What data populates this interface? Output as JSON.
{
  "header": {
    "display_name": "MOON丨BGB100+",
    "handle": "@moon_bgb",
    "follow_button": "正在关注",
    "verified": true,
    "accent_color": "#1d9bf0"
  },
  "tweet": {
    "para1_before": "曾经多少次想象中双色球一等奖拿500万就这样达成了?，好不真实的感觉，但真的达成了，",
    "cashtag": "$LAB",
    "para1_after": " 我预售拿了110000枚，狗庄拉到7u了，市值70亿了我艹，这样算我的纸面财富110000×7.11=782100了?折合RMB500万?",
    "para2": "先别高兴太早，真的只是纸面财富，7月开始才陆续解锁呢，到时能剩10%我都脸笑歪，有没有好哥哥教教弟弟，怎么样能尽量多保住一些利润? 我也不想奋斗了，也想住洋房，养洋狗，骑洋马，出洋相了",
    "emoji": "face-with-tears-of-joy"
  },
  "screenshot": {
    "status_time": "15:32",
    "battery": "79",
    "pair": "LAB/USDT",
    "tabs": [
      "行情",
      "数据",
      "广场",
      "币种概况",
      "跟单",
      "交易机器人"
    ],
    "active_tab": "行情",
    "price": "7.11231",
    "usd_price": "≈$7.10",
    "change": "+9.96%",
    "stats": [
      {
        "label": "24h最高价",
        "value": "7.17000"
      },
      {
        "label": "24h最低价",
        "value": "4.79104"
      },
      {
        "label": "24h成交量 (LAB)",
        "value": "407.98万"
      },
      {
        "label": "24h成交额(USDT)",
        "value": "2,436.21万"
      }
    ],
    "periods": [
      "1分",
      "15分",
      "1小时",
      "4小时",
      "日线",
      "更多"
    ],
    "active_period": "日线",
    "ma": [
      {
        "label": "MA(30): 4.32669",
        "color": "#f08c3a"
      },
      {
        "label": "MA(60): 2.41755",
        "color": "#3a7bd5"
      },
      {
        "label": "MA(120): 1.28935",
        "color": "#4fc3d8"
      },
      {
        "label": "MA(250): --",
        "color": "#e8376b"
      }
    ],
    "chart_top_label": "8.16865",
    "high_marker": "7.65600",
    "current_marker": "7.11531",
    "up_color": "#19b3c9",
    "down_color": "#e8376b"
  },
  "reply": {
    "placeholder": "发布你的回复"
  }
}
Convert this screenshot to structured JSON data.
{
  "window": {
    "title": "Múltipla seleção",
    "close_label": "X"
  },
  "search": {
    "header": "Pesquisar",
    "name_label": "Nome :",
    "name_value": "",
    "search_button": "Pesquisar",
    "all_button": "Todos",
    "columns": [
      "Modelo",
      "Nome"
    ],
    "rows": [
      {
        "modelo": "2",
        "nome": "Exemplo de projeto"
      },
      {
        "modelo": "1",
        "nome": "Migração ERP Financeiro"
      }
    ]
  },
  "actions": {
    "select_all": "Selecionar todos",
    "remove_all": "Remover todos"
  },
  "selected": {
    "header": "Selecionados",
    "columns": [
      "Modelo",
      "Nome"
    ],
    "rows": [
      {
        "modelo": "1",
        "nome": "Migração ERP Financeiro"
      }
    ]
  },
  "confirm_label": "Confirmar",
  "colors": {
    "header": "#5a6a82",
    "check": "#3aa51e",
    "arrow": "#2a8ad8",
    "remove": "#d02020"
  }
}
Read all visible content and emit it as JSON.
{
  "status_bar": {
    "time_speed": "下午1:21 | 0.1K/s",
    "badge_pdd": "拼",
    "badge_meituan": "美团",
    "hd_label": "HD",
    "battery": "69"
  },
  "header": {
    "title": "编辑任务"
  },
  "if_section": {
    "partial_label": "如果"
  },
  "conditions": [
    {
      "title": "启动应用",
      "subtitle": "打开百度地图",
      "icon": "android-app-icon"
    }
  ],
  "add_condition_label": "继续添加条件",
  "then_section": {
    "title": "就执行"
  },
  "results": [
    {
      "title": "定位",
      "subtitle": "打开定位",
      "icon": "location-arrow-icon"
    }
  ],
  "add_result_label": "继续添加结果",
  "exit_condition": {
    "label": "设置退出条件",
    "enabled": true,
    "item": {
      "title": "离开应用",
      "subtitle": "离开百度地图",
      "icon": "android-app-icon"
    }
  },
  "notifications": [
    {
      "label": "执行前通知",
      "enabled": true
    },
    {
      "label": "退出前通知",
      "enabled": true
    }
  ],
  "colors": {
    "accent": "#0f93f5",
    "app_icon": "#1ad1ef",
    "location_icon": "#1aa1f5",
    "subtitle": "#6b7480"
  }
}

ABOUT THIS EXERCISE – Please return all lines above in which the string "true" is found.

TASK OUTPUT –
    "verified": true,
    "enabled": true,
      "enabled": true
      "enabled": true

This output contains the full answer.